▸ **Your instructions**:
Among the records below, which lines contain the string "índice"? Report them.

▸ **Material for this task**:
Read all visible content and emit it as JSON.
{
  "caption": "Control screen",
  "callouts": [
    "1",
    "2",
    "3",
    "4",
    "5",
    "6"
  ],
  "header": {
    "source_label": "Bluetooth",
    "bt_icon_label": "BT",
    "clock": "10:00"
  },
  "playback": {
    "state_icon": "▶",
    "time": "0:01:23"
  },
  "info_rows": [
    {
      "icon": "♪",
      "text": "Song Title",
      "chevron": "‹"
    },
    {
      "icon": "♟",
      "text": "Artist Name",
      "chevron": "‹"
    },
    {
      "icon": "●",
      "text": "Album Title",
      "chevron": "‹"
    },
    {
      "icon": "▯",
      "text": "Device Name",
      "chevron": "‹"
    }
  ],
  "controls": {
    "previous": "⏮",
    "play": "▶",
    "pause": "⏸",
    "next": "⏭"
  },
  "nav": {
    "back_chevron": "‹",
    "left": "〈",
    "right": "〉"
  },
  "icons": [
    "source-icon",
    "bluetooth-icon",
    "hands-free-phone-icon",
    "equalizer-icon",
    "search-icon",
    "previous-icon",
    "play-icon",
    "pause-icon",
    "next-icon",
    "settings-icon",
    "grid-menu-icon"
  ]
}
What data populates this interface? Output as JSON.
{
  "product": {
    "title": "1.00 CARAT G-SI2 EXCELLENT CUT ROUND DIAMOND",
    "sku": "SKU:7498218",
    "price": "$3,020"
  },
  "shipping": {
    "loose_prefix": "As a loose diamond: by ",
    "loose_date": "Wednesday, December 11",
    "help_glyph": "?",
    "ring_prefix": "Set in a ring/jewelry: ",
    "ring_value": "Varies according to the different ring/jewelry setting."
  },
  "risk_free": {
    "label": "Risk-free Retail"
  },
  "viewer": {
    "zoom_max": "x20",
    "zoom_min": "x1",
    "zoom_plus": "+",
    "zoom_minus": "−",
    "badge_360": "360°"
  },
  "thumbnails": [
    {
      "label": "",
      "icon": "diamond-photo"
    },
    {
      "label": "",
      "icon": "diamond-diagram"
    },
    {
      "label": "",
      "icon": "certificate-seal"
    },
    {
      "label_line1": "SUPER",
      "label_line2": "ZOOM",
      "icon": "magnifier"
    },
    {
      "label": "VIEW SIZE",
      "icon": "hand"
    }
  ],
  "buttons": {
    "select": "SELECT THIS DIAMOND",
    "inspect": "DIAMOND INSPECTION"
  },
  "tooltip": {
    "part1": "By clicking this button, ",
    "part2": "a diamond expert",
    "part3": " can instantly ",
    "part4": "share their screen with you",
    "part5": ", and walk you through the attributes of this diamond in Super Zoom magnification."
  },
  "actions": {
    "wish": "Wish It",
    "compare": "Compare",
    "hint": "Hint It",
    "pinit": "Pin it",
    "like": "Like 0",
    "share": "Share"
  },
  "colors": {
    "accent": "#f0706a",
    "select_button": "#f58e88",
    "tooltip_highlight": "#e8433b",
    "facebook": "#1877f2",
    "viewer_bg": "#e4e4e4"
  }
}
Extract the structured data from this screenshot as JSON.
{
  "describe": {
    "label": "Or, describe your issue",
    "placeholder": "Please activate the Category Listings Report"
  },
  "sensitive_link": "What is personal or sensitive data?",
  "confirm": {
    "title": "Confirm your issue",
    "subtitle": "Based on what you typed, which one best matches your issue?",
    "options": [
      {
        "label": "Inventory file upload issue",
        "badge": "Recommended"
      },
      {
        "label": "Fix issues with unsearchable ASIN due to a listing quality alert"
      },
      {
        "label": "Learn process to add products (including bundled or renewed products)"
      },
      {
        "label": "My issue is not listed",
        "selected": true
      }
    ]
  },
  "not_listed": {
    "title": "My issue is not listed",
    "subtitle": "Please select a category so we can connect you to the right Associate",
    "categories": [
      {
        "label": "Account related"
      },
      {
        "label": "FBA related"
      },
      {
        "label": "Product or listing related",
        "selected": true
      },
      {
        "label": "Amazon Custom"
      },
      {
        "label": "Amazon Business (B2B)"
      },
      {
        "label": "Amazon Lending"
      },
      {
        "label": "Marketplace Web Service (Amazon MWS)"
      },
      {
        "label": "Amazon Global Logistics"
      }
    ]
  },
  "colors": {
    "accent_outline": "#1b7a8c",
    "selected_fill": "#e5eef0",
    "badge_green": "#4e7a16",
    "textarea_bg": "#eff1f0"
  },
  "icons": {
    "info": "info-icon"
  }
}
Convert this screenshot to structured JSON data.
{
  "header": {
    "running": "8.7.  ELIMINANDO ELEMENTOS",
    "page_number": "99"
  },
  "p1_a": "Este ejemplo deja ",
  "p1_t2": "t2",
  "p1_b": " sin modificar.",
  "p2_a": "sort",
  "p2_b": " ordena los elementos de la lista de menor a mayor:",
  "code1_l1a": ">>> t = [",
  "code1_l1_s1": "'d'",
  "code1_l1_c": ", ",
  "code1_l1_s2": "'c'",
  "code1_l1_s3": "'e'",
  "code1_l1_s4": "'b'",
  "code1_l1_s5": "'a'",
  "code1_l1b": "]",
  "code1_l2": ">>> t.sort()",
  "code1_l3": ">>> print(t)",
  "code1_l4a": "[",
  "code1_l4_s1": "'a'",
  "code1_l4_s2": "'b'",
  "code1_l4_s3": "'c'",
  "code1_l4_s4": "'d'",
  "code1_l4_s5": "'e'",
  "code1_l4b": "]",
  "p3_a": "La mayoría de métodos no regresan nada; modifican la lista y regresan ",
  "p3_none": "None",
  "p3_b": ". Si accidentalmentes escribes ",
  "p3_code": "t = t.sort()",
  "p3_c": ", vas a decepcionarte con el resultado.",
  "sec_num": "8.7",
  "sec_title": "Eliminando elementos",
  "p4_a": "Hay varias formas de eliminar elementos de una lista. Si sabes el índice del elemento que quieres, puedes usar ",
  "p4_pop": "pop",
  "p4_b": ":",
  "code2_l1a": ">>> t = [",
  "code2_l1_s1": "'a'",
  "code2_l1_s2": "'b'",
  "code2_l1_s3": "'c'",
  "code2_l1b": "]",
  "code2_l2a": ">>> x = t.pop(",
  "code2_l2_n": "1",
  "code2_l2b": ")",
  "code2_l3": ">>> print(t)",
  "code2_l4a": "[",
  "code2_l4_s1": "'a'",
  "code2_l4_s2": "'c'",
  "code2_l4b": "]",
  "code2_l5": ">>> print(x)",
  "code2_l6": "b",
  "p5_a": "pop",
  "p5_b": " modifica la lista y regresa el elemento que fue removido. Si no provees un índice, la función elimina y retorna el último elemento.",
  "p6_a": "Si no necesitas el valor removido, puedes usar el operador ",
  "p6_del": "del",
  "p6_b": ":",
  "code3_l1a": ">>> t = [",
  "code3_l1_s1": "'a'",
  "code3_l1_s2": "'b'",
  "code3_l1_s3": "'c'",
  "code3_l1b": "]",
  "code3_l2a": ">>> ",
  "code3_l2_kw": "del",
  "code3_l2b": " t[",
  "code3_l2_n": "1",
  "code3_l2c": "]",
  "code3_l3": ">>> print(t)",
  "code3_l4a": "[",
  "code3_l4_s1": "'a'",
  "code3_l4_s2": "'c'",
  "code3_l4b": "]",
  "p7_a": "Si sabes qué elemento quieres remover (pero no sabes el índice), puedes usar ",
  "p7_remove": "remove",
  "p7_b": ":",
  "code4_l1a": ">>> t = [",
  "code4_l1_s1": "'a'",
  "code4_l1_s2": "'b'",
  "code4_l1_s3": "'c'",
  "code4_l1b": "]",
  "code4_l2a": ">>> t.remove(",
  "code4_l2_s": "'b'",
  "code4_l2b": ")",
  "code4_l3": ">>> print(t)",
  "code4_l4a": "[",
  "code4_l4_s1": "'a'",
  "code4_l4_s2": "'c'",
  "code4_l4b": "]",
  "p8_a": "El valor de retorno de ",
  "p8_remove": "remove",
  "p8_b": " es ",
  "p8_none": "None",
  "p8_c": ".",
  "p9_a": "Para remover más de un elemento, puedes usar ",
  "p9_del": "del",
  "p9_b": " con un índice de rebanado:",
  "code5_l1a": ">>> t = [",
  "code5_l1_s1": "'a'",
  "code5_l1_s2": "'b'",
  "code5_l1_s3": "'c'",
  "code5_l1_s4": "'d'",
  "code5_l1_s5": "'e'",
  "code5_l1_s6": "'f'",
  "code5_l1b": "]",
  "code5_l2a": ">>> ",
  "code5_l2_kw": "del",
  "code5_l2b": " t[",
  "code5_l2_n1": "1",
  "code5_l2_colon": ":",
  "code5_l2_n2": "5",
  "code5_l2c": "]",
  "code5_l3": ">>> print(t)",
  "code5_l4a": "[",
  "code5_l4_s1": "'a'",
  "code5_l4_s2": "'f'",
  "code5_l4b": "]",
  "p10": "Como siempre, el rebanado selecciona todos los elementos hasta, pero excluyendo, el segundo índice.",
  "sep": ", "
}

▸ **Output of the task**:
  "p4_a": "Hay varias formas de eliminar elementos de una lista. Si sabes el índice del elemento que quieres, puedes usar ",
  "p5_b": " modifica la lista y regresa el elemento que fue removido. Si no provees un índice, la función elimina y retorna el último elemento.",
  "p7_a": "Si sabes qué elemento quieres remover (pero no sabes el índice), puedes usar ",
  "p9_b": " con un índice de rebanado:",
  "p10": "Como siempre, el rebanado selecciona todos los elementos hasta, pero excluyendo, el segundo índice.",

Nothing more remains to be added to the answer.